→ **WORK TO BE COMPLETED**: Pull each line containing "radix" out of the listing below.
*** RECORDS SHOWN ***
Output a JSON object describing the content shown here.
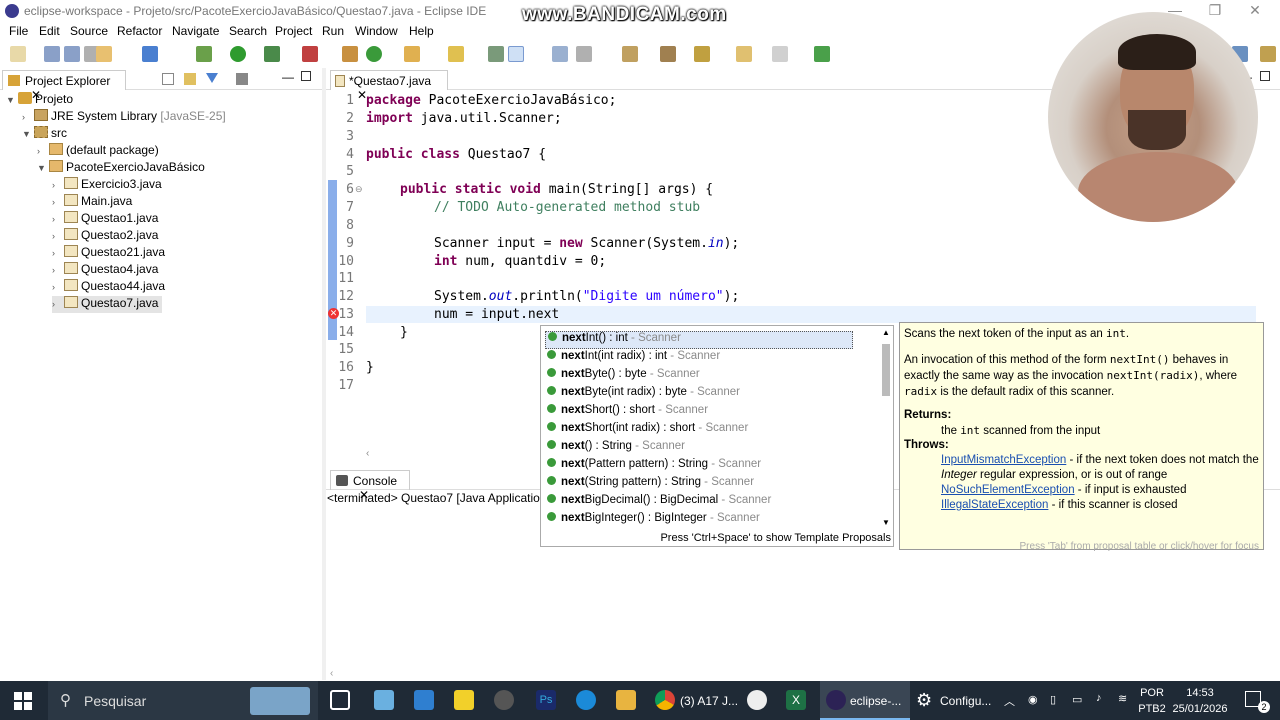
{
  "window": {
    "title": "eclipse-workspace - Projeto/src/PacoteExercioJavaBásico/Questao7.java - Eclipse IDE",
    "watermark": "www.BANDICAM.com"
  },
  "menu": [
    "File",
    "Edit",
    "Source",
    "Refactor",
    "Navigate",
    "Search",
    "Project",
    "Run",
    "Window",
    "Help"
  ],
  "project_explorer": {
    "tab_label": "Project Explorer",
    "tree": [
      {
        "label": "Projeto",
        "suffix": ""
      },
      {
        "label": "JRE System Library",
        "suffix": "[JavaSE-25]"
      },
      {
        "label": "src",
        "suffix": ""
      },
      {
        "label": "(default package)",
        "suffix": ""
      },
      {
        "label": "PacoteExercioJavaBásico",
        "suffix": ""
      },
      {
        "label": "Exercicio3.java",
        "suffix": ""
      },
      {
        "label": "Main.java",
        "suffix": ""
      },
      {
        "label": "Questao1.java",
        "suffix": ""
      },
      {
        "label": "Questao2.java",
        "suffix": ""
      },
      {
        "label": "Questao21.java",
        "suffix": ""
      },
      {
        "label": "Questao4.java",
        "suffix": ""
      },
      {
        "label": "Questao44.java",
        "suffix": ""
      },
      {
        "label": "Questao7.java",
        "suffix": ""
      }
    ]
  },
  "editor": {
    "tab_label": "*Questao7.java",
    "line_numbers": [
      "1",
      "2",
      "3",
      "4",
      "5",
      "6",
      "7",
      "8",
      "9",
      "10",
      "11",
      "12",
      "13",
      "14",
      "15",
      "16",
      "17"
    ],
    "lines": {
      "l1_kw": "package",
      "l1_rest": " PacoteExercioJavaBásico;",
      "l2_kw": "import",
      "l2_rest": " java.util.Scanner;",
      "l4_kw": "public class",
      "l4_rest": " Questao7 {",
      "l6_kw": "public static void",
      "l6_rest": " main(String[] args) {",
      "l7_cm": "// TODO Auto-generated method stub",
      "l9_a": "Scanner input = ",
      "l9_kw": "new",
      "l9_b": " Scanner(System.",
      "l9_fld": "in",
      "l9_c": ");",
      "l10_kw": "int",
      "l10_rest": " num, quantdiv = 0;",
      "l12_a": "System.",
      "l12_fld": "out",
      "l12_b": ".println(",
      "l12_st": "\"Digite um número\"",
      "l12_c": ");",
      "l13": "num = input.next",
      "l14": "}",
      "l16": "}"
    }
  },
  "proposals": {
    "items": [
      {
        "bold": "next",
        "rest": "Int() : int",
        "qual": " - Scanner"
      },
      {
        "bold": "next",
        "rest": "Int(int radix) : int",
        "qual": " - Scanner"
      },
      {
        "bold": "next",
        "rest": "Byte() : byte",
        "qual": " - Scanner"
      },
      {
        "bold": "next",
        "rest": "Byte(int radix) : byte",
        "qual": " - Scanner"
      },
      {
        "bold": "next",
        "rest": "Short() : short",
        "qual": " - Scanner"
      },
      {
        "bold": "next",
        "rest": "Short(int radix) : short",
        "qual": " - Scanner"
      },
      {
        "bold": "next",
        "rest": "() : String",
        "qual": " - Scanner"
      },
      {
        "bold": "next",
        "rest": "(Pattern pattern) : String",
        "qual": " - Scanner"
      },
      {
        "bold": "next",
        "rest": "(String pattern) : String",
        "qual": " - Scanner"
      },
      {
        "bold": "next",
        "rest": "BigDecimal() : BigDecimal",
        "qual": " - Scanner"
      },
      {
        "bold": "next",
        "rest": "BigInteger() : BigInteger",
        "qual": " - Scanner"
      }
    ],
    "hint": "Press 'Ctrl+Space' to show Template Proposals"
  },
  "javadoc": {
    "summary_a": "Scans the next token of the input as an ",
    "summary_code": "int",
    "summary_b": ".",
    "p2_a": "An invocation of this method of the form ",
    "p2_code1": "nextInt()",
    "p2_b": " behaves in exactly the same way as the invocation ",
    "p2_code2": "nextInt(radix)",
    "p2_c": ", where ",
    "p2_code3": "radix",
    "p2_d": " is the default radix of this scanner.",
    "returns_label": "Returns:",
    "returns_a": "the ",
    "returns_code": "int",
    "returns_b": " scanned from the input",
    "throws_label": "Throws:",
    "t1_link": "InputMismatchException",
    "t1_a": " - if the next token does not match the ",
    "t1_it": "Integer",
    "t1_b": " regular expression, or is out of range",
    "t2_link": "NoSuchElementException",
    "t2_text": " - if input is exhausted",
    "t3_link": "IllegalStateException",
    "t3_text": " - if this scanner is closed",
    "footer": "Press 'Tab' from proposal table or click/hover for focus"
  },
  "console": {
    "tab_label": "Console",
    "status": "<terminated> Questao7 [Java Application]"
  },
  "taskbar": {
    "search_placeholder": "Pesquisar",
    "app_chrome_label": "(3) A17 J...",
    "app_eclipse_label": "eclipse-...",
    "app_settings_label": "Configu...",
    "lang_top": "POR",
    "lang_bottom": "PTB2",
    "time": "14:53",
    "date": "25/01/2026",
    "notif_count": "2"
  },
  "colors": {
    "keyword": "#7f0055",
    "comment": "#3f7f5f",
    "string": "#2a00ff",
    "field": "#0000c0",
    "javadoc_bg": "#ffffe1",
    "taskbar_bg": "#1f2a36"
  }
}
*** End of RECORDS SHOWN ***
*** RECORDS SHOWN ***
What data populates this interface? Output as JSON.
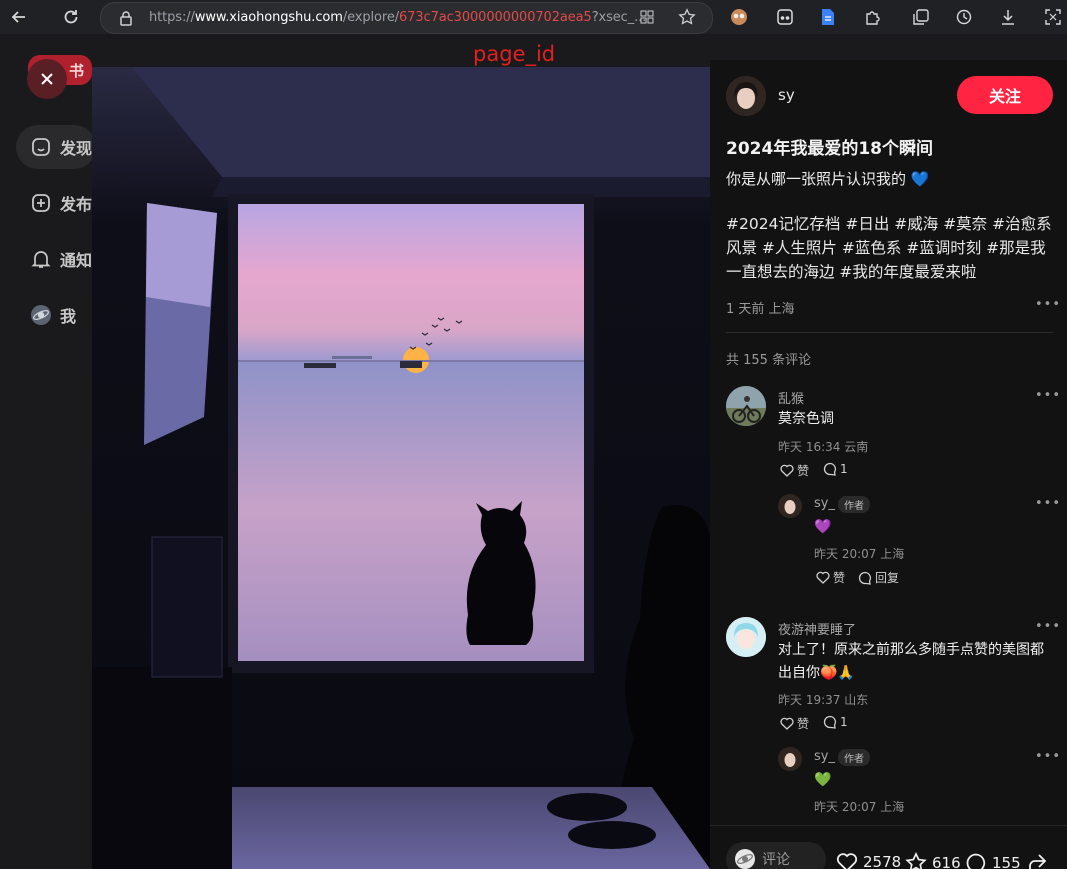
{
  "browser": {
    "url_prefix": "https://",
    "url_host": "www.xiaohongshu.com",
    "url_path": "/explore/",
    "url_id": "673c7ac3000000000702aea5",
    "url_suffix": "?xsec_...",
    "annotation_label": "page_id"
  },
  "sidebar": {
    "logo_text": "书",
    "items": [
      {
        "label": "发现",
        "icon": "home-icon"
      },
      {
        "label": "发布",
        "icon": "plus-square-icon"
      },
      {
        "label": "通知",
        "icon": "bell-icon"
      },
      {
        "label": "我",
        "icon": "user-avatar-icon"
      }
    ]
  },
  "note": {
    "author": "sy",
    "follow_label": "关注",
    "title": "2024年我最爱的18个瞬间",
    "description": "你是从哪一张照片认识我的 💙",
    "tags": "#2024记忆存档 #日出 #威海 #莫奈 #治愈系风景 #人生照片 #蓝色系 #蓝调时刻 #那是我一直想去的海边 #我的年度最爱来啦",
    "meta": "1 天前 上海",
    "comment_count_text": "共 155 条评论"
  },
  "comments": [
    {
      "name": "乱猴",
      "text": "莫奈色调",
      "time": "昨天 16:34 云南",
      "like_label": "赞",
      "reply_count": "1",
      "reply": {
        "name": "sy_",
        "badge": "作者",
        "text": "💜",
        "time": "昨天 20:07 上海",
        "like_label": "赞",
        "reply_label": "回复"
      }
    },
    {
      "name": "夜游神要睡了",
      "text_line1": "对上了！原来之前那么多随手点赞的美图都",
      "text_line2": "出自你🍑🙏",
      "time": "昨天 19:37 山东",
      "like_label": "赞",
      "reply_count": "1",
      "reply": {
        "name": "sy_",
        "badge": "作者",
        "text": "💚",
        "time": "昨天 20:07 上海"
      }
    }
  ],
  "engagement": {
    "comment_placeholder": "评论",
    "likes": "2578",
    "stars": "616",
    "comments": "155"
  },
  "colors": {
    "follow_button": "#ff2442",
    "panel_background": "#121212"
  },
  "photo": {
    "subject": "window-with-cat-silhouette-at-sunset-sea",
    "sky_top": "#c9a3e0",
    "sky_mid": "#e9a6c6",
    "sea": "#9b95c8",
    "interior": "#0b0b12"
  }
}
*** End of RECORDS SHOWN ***
→ **EXERCISE OUTPUT**:
        "rest": "Int(int radix) : int",
        "rest": "Byte(int radix) : byte",
        "rest": "Short(int radix) : short",
    "p2_code2": "nextInt(radix)",
    "p2_code3": "radix",
    "p2_d": " is the default radix of this scanner.",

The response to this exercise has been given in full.